§ Task to carry out: Please give back the listing below in full. Change nothing.

§ Records shown:
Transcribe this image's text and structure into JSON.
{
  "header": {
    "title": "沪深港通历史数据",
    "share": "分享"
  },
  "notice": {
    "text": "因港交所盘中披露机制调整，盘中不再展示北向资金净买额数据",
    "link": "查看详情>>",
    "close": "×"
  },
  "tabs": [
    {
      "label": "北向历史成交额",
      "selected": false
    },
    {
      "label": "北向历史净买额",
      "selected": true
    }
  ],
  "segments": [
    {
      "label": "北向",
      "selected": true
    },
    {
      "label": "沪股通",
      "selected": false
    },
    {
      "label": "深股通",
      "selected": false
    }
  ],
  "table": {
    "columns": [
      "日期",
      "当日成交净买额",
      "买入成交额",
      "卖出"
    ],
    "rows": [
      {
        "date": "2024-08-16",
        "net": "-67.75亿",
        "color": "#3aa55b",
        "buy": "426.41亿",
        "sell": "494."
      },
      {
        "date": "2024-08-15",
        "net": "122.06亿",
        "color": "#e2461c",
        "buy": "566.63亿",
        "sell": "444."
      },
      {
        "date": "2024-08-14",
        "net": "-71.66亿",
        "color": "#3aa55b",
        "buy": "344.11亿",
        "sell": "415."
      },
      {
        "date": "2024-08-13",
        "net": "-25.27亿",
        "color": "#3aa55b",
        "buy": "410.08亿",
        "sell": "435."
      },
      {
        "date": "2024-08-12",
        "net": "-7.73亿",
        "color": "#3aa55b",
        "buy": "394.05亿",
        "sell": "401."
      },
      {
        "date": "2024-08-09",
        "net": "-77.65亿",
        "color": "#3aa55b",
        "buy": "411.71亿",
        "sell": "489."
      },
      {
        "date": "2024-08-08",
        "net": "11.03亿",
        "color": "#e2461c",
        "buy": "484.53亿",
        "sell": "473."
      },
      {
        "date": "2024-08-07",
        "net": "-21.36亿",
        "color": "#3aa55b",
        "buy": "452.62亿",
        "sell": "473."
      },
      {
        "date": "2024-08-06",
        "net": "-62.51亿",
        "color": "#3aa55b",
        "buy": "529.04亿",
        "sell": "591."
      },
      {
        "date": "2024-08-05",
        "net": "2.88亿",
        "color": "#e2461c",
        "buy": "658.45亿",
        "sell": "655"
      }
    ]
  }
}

§ Your response:
Transcribe this image's text and structure into JSON.
{
  "header": {
    "title": "沪深港通历史数据",
    "share": "分享"
  },
  "notice": {
    "text": "因港交所盘中披露机制调整，盘中不再展示北向资金净买额数据",
    "link": "查看详情>>",
    "close": "×"
  },
  "tabs": [
    {
      "label": "北向历史成交额",
      "selected": false
    },
    {
      "label": "北向历史净买额",
      "selected": true
    }
  ],
  "segments": [
    {
      "label": "北向",
      "selected": true
    },
    {
      "label": "沪股通",
      "selected": false
    },
    {
      "label": "深股通",
      "selected": false
    }
  ],
  "table": {
    "columns": [
      "日期",
      "当日成交净买额",
      "买入成交额",
      "卖出"
    ],
    "rows": [
      {
        "date": "2024-08-16",
        "net": "-67.75亿",
        "color": "#3aa55b",
        "buy": "426.41亿",
        "sell": "494."
      },
      {
        "date": "2024-08-15",
        "net": "122.06亿",
        "color": "#e2461c",
        "buy": "566.63亿",
        "sell": "444."
      },
      {
        "date": "2024-08-14",
        "net": "-71.66亿",
        "color": "#3aa55b",
        "buy": "344.11亿",
        "sell": "415."
      },
      {
        "date": "2024-08-13",
        "net": "-25.27亿",
        "color": "#3aa55b",
        "buy": "410.08亿",
        "sell": "435."
      },
      {
        "date": "2024-08-12",
        "net": "-7.73亿",
        "color": "#3aa55b",
        "buy": "394.05亿",
        "sell": "401."
      },
      {
        "date": "2024-08-09",
        "net": "-77.65亿",
        "color": "#3aa55b",
        "buy": "411.71亿",
        "sell": "489."
      },
      {
        "date": "2024-08-08",
        "net": "11.03亿",
        "color": "#e2461c",
        "buy": "484.53亿",
        "sell": "473."
      },
      {
        "date": "2024-08-07",
        "net": "-21.36亿",
        "color": "#3aa55b",
        "buy": "452.62亿",
        "sell": "473."
      },
      {
        "date": "2024-08-06",
        "net": "-62.51亿",
        "color": "#3aa55b",
        "buy": "529.04亿",
        "sell": "591."
      },
      {
        "date": "2024-08-05",
        "net": "2.88亿",
        "color": "#e2461c",
        "buy": "658.45亿",
        "sell": "655"
      }
    ]
  }
}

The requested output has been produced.